What the task requires
In the following listing, find the lines containing "JSON" and report them.

───── Entries shown ─────

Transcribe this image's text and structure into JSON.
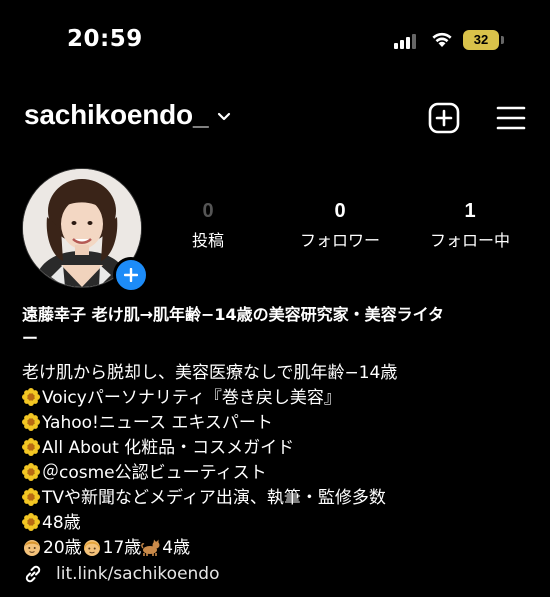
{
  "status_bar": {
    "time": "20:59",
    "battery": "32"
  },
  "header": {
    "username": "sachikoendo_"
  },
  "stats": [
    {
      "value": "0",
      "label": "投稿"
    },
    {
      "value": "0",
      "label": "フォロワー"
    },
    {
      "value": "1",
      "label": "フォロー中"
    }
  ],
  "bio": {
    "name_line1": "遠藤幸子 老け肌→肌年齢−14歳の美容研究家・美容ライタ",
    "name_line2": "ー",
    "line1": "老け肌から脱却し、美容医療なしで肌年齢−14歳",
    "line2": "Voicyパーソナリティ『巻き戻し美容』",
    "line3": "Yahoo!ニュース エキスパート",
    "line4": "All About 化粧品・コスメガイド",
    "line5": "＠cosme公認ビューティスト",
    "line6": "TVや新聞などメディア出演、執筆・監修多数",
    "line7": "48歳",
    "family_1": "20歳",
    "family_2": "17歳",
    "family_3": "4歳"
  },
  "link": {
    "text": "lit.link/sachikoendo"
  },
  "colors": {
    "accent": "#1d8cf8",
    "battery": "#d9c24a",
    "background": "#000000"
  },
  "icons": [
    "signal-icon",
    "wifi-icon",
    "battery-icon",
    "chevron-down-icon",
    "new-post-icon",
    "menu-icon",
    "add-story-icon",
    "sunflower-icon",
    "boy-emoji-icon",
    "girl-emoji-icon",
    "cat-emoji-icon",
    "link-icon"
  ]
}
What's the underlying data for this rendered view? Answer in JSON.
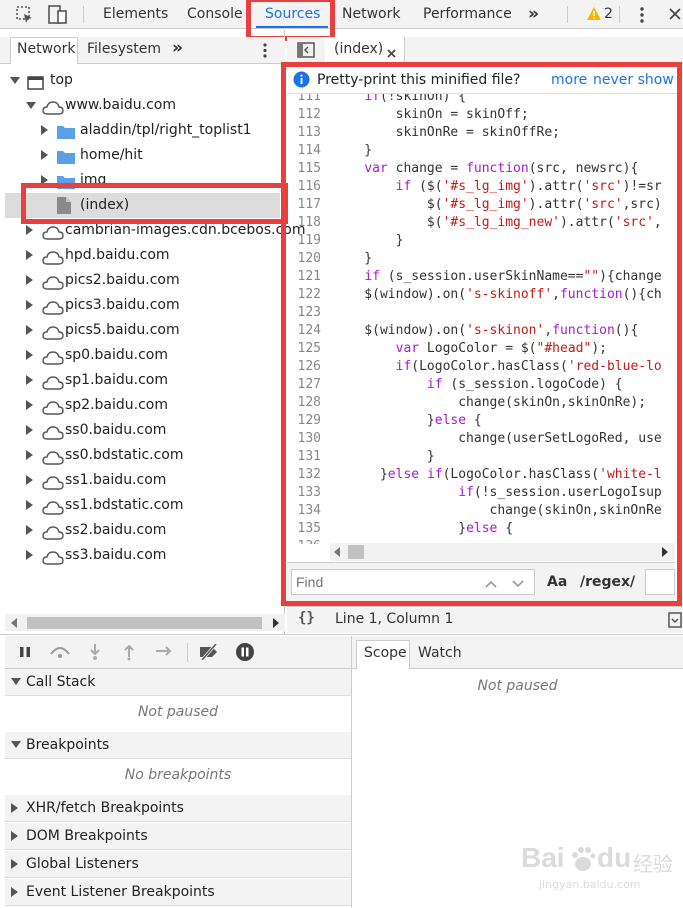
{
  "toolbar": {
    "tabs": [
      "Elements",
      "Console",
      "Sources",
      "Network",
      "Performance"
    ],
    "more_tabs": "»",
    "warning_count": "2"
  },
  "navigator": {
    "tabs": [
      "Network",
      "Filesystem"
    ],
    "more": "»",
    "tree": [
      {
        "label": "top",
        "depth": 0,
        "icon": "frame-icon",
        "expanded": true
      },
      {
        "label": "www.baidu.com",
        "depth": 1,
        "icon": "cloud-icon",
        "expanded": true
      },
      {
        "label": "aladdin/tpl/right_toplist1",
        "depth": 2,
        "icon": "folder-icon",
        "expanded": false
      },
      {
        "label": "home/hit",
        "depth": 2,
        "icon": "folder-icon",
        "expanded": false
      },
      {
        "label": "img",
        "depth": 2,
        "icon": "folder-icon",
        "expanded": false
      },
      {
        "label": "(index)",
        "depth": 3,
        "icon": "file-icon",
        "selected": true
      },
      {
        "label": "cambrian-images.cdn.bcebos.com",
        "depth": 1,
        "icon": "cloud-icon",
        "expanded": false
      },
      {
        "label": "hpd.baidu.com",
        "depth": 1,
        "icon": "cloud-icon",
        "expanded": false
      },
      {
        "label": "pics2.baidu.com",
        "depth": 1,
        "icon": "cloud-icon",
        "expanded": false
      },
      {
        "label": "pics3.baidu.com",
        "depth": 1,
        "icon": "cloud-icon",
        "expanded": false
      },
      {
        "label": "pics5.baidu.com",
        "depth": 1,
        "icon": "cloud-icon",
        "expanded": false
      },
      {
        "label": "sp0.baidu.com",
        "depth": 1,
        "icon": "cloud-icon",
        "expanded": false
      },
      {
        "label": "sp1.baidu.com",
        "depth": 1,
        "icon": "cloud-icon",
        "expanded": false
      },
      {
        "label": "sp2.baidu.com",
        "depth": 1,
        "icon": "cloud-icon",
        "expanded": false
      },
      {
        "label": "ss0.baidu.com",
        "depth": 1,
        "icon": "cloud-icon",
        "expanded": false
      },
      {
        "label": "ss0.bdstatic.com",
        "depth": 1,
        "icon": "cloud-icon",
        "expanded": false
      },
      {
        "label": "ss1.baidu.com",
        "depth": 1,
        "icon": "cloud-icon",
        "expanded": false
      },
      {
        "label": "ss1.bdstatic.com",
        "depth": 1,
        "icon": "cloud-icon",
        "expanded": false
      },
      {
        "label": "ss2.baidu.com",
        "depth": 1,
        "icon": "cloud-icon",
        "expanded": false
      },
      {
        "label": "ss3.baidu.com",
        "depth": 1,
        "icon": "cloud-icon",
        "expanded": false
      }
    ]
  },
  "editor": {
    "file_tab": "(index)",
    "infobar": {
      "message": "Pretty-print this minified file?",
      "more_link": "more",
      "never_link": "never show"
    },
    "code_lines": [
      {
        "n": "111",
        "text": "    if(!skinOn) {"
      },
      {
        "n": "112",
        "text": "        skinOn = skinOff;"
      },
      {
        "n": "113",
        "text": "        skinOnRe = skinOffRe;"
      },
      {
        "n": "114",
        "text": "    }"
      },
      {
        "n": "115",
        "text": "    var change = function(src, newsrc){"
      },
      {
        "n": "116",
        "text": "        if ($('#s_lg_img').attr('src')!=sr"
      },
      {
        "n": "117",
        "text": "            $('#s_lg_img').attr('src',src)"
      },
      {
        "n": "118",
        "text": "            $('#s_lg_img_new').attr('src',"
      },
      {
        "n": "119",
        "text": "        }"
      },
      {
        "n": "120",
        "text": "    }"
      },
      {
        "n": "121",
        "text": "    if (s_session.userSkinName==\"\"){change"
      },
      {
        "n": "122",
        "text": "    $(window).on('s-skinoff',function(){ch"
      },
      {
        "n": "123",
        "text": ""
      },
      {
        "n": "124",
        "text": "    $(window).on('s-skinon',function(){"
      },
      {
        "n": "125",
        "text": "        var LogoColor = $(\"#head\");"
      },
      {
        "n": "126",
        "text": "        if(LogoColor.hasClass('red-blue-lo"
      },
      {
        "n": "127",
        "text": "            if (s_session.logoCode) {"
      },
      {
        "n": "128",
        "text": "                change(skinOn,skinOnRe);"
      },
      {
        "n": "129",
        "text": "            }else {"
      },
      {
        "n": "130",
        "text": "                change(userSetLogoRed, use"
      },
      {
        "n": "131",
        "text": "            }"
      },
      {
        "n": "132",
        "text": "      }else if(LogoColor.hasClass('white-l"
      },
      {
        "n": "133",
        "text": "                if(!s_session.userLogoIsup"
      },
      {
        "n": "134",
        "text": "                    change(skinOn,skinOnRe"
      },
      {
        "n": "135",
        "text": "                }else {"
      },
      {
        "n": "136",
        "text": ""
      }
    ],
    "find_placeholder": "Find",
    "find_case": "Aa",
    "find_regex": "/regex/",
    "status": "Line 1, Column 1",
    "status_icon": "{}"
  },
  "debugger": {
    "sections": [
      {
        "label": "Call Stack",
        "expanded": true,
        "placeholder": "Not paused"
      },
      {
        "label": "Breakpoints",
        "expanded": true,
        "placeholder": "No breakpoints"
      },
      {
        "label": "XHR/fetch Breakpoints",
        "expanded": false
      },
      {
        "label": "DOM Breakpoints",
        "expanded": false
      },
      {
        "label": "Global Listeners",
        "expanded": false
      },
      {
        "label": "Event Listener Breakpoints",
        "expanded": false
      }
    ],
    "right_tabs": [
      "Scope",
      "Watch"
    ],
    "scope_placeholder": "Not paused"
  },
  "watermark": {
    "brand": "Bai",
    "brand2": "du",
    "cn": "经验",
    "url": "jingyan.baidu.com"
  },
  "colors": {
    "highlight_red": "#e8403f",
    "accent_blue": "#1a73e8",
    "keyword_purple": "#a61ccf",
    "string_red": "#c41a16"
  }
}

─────
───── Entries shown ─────

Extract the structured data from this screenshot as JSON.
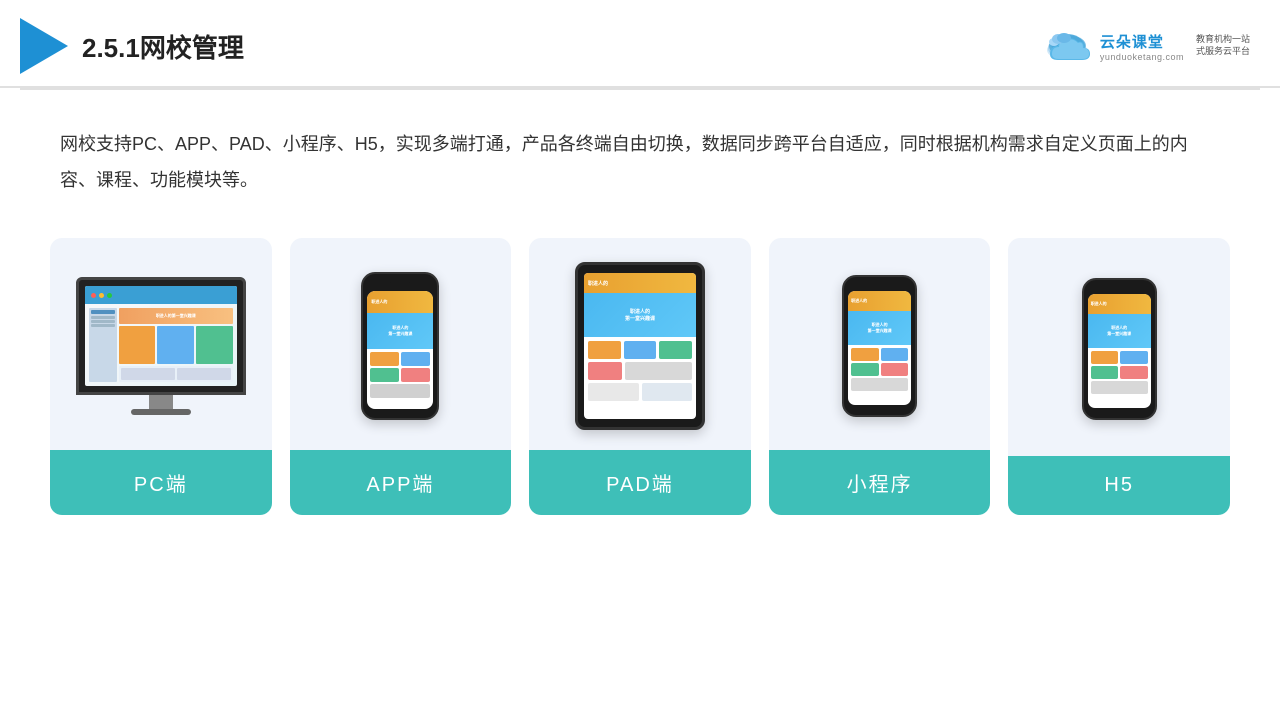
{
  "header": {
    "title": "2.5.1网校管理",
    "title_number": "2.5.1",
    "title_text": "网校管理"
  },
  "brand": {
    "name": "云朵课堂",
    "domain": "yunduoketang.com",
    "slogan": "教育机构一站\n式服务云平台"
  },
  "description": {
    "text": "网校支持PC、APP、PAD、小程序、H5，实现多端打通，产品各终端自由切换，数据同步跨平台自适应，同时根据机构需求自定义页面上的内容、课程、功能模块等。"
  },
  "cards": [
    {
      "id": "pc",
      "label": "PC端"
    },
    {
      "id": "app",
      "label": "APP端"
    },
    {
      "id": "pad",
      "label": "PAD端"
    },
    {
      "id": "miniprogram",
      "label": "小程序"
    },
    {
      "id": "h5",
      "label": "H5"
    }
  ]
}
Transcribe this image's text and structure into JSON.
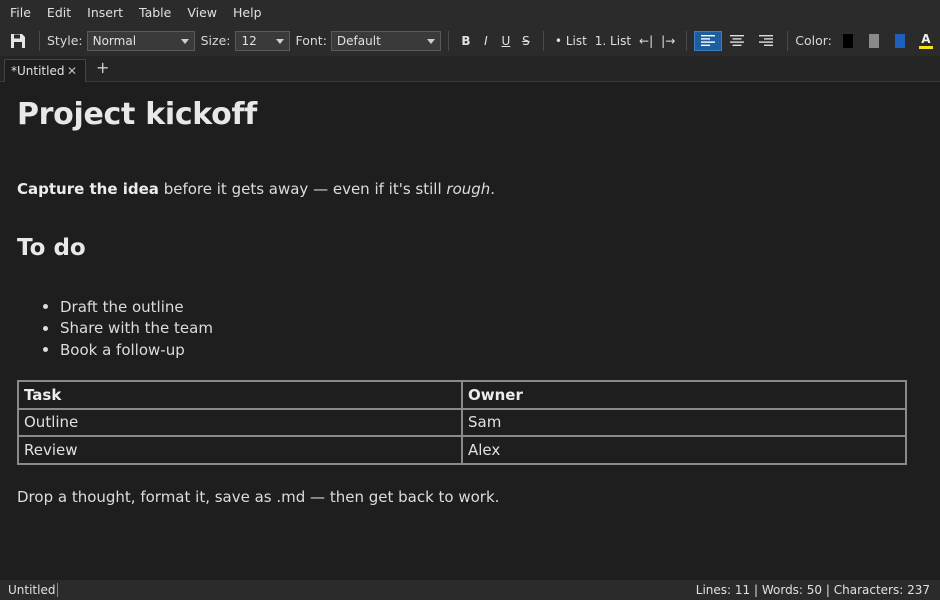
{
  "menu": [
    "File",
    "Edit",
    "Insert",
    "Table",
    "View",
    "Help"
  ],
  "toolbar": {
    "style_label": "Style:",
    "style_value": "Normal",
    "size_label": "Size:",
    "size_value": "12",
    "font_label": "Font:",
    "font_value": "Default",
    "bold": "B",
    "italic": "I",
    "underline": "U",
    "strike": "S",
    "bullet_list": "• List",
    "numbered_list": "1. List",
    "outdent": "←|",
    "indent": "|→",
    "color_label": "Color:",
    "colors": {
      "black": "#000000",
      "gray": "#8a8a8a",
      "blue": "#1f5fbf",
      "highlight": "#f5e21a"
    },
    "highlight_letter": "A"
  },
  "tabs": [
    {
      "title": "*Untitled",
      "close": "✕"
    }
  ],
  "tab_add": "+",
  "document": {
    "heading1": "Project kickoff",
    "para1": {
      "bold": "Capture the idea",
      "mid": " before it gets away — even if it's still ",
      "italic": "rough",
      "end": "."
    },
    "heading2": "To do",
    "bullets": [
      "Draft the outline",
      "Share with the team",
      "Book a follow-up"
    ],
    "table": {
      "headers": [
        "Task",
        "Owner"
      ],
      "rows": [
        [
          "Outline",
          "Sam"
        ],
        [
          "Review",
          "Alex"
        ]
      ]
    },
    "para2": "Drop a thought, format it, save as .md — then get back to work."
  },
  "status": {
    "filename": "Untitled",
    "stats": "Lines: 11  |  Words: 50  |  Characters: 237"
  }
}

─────

Task solution
Transcribe this image's text and structure into JSON.
What's the underlying data for this rendered view? Answer in JSON.
Extract the structured data from this screenshot as JSON.
Transcribe this image's text and structure into JSON.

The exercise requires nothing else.